Envision this: In his first season, the young stallion fulfills his purpose as a breeding animal. He matures from a rambunctious colt into a skillful stud. So how do you make this dream a reality? As the handler, you want the horse to behave naturally in a controlled setting. You should envision how you expect your youngster to behave, then train him with mutual respect.
The handler sets the horse’s conduct. Steve Alred, breeding manager at Plum Creek Hollow in Larkspur, Colo., advised, “The most important thing is to have your training thoroughly in place before breeding season begins.”
He noted that many people mistakenly breed a horse that isn’t completely broken.
“The stallion has to get it well in his mind that when he’s out, away from home, that there’s absolutely no possibility to even get familiar with a mare. When a stallion is started that way, there’s no question in his mind.”
Many youngsters need retraining. For example, a stallion off the track has had different
handlers, who might have allowed the horse to muscle them around.
Stallion handlers instill and reinforce ground manners in their horses. Alred grew up with Quarter Horses, and he learned handling from his father and grandfather.
“You watch a stallion every single minute,” he reminded. “My folks said, ‘Stallions are so awful, because you can’t be good to them.’ ”
Alred said, “I just growl under my breath, and they respond to it. They threaten, but they wouldn’t dare. I’ve instilled in them that they’d better not.”
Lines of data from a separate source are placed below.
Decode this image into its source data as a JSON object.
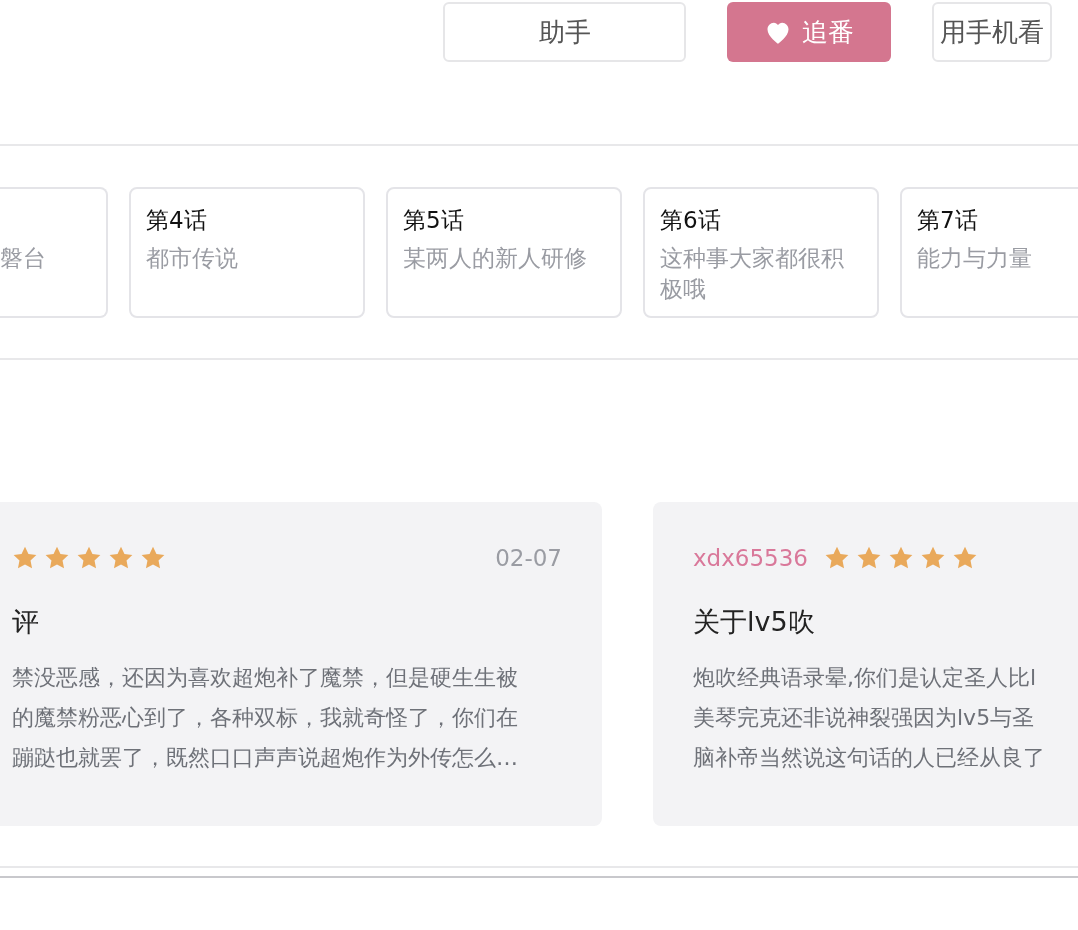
{
  "actions": [
    {
      "label": "助手",
      "kind": "plain"
    },
    {
      "label": "追番",
      "kind": "primary"
    },
    {
      "label": "用手机看",
      "kind": "plain"
    }
  ],
  "episodes": [
    {
      "subtitle": "磐台"
    },
    {
      "title": "第4话",
      "subtitle": "都市传说"
    },
    {
      "title": "第5话",
      "subtitle": "某两人的新人研修"
    },
    {
      "title": "第6话",
      "subtitle": "这种事大家都很积极哦"
    },
    {
      "title": "第7话",
      "subtitle": "能力与力量"
    }
  ],
  "reviews": [
    {
      "stars": 5,
      "date": "02-07",
      "title": "评",
      "body": [
        "禁没恶感，还因为喜欢超炮补了魔禁，但是硬生生被",
        "的魔禁粉恶心到了，各种双标，我就奇怪了，你们在",
        "蹦跶也就罢了，既然口口声声说超炮作为外传怎么…"
      ]
    },
    {
      "user": "xdx65536",
      "stars": 5,
      "title": "关于lv5吹",
      "body": [
        "炮吹经典语录晕,你们是认定圣人比l",
        "美琴完克还非说神裂强因为lv5与圣",
        "脑补帝当然说这句话的人已经从良了"
      ]
    }
  ]
}
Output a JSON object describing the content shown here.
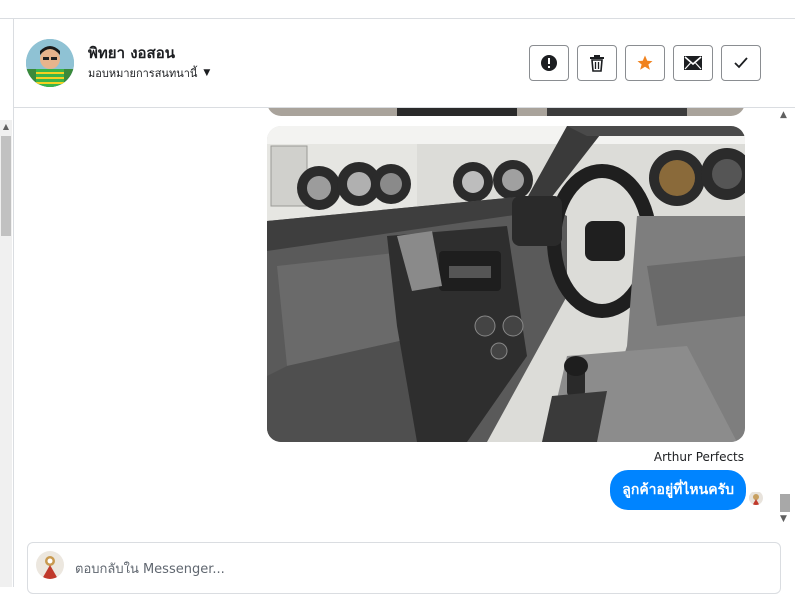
{
  "contact": {
    "name": "พิทยา งอสอน",
    "assign_label": "มอบหมายการสนทนานี้"
  },
  "actions": {
    "spam": "exclamation-icon",
    "delete": "trash-icon",
    "star": "star-icon",
    "unread": "envelope-icon",
    "done": "check-icon",
    "star_color": "#f0821e"
  },
  "messages": {
    "sender_name": "Arthur Perfects",
    "last_message": "ลูกค้าอยู่ที่ไหนครับ",
    "bubble_color": "#0084ff"
  },
  "reply": {
    "placeholder": "ตอบกลับใน Messenger..."
  }
}
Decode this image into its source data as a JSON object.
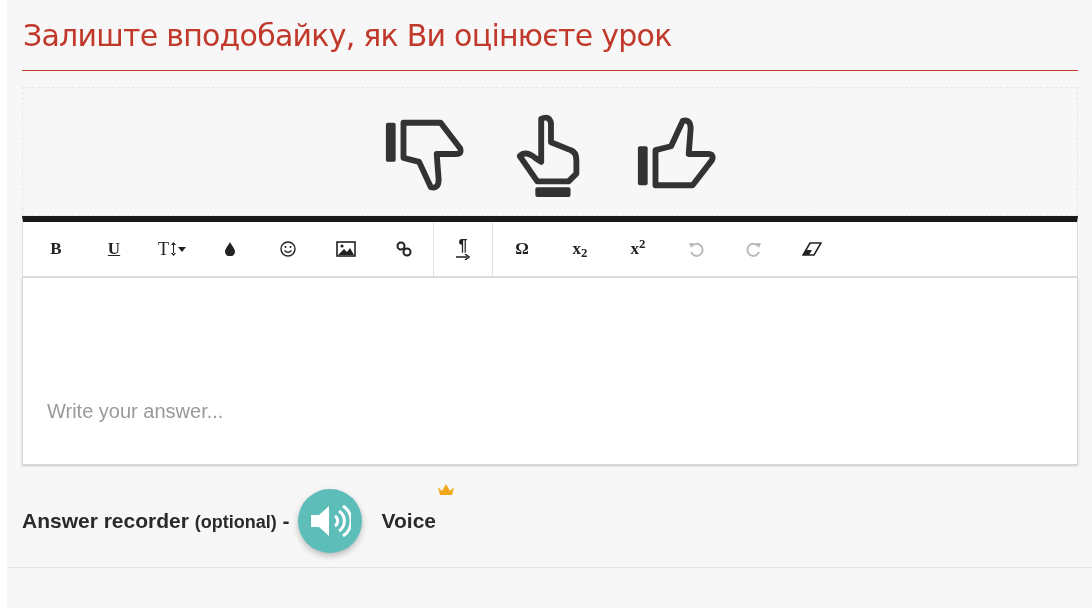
{
  "title": "Залиште вподобайку, як Ви оцінюєте урок",
  "reactions": [
    {
      "kind": "dislike",
      "selected": false
    },
    {
      "kind": "neutral",
      "selected": false
    },
    {
      "kind": "like",
      "selected": false
    }
  ],
  "toolbar": {
    "groups": [
      [
        {
          "kind": "bold",
          "label": "B"
        },
        {
          "kind": "underline",
          "label": "U"
        },
        {
          "kind": "fontsize",
          "label": "T"
        },
        {
          "kind": "drop"
        },
        {
          "kind": "smiley"
        },
        {
          "kind": "image"
        },
        {
          "kind": "link"
        }
      ],
      [
        {
          "kind": "paragraph",
          "label": "¶"
        }
      ],
      [
        {
          "kind": "bold",
          "label": "Ω"
        },
        {
          "kind": "bold",
          "label": "x$_{2}$"
        },
        {
          "kind": "bold",
          "label": "x$^{2}$"
        },
        {
          "kind": "undo",
          "disabled": true
        },
        {
          "kind": "redo",
          "disabled": true
        },
        {
          "kind": "eraser"
        }
      ]
    ]
  },
  "editor": {
    "placeholder": "Write your answer..."
  },
  "recorder": {
    "label": "Answer recorder",
    "note": "(optional)",
    "dash": "-",
    "voice": "Voice",
    "premium": true
  }
}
Even when sexually aroused, the stallion must yield to pressure applied through the lead shank. Dean Scoggins, DVM, University of Illinois College of Veterinary Medicine, explained: “Teach the horse to respond to the command whoa. Stop the horse and back him up. Don’t ex